SAINTS’ fall away from the Champions League positions can largely be put down to the absence of one man – Victor Wanyama.
The club hit the heights of third place back in November after a great start to the season saw them winning games and conceding few goals.
Wanyama, a £12m summer signing from Glasgow Celtic, was an ever-present in that run as a holding midfielder.
He might have topped the Premier League lists for the most fouls conceded, but his ability to break up opposition attacks was a key feature of Saints’ impressive first few months.
Ex-Saints striker Gordon Watson has been a regular watcher of his former club this season, and knows Mauricio Pochettino needs to see the Kenyan powerhouse back soon.
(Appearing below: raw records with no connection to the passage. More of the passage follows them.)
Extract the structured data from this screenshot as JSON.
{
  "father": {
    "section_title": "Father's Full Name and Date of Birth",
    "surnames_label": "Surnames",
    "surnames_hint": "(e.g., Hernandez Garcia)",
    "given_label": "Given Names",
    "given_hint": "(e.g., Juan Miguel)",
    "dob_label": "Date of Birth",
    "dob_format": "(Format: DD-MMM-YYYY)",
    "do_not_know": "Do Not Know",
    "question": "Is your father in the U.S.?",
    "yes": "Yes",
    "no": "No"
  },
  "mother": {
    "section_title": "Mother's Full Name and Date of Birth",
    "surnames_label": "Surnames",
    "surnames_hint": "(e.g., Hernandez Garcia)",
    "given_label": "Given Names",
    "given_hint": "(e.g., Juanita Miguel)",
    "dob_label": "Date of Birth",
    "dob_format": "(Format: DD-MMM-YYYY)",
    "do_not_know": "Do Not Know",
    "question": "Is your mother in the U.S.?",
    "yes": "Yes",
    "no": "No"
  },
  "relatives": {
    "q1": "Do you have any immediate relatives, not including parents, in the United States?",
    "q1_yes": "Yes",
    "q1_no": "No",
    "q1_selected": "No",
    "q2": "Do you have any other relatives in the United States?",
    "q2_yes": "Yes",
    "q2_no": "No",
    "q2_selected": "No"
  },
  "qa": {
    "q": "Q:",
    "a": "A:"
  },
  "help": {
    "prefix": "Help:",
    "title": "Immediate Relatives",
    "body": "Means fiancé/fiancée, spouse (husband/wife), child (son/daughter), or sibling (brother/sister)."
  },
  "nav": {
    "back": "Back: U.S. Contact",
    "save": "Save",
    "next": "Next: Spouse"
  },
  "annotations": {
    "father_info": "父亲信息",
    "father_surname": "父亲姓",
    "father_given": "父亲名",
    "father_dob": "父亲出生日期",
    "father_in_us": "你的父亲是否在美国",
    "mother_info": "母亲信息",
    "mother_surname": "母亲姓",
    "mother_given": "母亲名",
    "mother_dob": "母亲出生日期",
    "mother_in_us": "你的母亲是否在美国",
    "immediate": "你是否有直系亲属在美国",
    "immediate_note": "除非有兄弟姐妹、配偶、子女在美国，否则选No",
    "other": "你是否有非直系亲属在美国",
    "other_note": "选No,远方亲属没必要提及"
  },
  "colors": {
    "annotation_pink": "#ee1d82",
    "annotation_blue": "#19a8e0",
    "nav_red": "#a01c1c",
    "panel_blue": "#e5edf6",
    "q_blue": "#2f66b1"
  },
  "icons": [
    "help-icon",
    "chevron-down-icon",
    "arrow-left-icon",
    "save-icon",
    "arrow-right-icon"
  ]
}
“Wanyama has been awesome and we’ve really missed him,” he said.
“Look at how many goals we conceded before he was injured, and how many goals we have conceded since he’s been out injured.
“He’s been an absolute perfect signing for Saints.”
The stats bear out Watson’s comment.
Saints conceded just 11 goals in Waynama’s first 13 and a half league games before he was taken off injured at half-time at home to Aston Villa on December 4.
Since then, starting with the second half against Villa, they have conceded 12 times in six and a half games.
From having one of the best defensive records in the whole of Europe with Wanyama in the side, Saints have dipped away recently.
Only four clubs have conceded more goals in the last six Premier League games than Saints’ ten.
“It’s no co-incidence the form has dipped since he’s been out,” Watson conceded.
“When he was playing, teams didn’t like attacking us down the middle.
“Instead, they shipped the ball out wide where our full packs used their pace to attack the ball.
“When Wanyama was playing teams couldn’t get the ball into dangerous areas.
“He would win the ball and give it to people like Morgan Schneide-rlin.
“We were much more compact as a team when Wanyama was playing.
“Morgan is not a holding midfielder, though. That’s not his best position at all.
“He’s far better as an attacking force.